As a father of three, Rafe Spall knows being a parent is one of the hardest things you can do.
“Having kids isn’t easy. It’s the best thing I’ve ever done, but boy oh boy does it up the stakes,” admitted Spall.
The rocky road to parenting is explored in Apple TV+ series Trying, which is now in its third series. It tells the story of Jason (Rafe Spall) and Nikki (Esther Smith), a couple in their 30s who are desperate to become parents but are unable to conceive.
When the couple decides to turn to adoption to create their family, they are faced with a new list of challenges and surprises. Infertility and adoption are topics that are rarely talked about openly, and seldom explored on TV, despite many people going through the motions of the adoption process.
“By the time you get to the point of adoption, often you’ve been through the pain of not being able to conceive naturally, you’ve probably been through IVF, which is very invasive, and then you get to this really long process. I’m pleased to be part of a show that is representative of that,” said Spall.
One of the captivating elements of the show is the strong and tender relationship between Nikki and Jason.
“The success of the show lives and dies on the chemistry between us,” explained Spall. The chemistry was instant on and off screen, something he had never experienced so much and so easily during his career.
Spall believes that when a relationship is put under pressure, that is when a relationship bonds and thrives. “When shit is thrown at you, you really learn about yourself and each other and that relationship deepens.”
That doesn’t mean Jason and Nikki aren’t without their flaws. There are arguments and times when things don’t go right, but at the heart of it all they have a deep love for each other which only grows with the adversity and challenges of impending parenthood thrown at them, reflected Spall. “When I had my first kid, my dad said to me, ‘you’re now in a prison of love which is inescapable. You’ll never get out of it; you’ll always be in love with this thing.’”

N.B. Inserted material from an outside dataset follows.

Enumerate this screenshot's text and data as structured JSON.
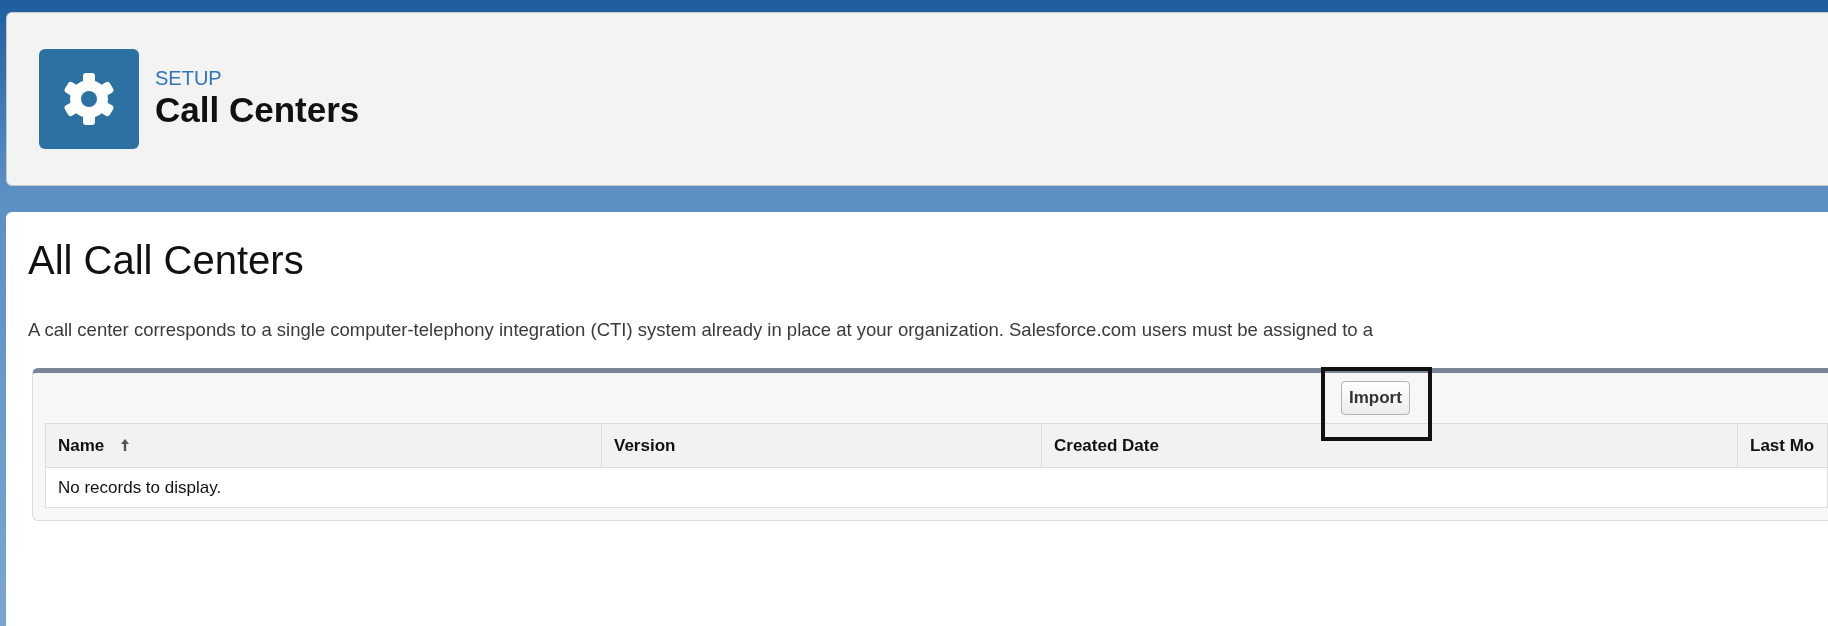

Being a parent brings a lot of pressure to provide, not only physically, but also emotionally, and Spall believes that changes over time. “Being a father now is very different than it was 40 years ago. Each generation of parents is redefining what it is to be a parent.”
He added, “I’ve got two boys and a girl. I know that those boys’ ideas of what it is to be a man will come from me, and my daughter’s idea of what you should expect from men will come from me.”
With the responsibility of becoming parents to two children now on the shoulders of Jason and Nikki, the support of their family is more crucial than ever.
Spall laughed when he talked about Jason’s dad Vic, played by Phil Davis, who he described as a “typical English working-class man who’s not necessarily very loquacious when it comes to talking about love.”
“I love the way that Vic might not be able to say he loves you, but he’ll come over and fix your door.”
At the end of it all, Spall believes the love and support seen in the show reflects real life, as evident in the way people showed up and helped those going through tough times during the pandemic.
“It’s my belief humans are inherently good.” He paused before he added, “But maybe that’s because I’ve been playing Atticus Finch for five months, maybe I’m a bit too much like Finch at the moment.”
Spall has just finished his stint as Finch in the West End adaptation of To Kill A Mockingbird, a character lauded as moralistic and virtuous. The play, set in 1930s Alabama, follows well-respected lawyer Finch as he defends a black man called Tom Robinson who is falsely accused of rape.
While the story explores themes of racial injustice, innocence and prejudice, Spall insists there are still lighter moments in the heavy material.
“I like to watch comedy and I only want to be in things that have laughs. Even now doing To Kill A Mockingbird, there’s jokes and we get big laughs even though you couldn’t get a more serious subject matter.”
When reflecting on what he does for a living, Spall laughed and said, “The thing that I feed my children with is getting dressed up in costumes and putting on foundation. It’s tenuous at best.”
After treading the boards for five months as Finch and starring in BBC's upcoming western, The English, alongside Emily Blunt, Spall is ready to take a well-earned break.
“I’ve not had more than three days in a row off since last June, it’s no way to live. So I’m going to have some time off.”
The third series of Trying is available to watch on Apple TV+ and The English will air later this year.